# Brief:
When a line below contains the word "title", it counts toward the total; give that total and nothing besides.

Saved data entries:

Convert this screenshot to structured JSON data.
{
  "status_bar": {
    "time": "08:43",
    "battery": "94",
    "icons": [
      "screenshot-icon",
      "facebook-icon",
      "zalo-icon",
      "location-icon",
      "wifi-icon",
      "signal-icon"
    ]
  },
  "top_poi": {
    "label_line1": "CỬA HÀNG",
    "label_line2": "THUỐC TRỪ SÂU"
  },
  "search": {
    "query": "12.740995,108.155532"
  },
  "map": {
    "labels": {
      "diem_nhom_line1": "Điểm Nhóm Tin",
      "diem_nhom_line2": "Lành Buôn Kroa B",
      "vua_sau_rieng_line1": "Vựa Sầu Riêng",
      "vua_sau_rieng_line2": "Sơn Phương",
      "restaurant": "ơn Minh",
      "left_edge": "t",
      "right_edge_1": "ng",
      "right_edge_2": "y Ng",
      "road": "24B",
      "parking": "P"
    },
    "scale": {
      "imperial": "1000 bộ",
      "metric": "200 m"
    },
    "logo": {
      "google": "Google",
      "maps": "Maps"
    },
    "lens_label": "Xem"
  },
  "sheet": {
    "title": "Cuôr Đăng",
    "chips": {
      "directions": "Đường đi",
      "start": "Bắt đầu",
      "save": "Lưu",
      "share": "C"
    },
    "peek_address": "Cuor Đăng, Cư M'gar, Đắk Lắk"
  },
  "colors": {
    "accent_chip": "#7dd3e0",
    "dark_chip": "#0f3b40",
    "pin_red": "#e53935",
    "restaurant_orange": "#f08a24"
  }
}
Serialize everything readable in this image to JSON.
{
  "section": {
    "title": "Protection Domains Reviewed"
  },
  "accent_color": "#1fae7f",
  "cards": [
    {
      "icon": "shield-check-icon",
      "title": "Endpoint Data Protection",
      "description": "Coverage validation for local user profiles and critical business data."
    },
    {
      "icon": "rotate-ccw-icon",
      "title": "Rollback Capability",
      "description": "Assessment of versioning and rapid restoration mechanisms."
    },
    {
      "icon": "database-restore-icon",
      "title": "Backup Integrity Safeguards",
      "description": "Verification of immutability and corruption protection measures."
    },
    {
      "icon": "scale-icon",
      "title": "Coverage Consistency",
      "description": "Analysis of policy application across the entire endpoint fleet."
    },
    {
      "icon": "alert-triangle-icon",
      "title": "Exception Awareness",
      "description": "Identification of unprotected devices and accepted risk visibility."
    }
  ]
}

# Solved exercise:
7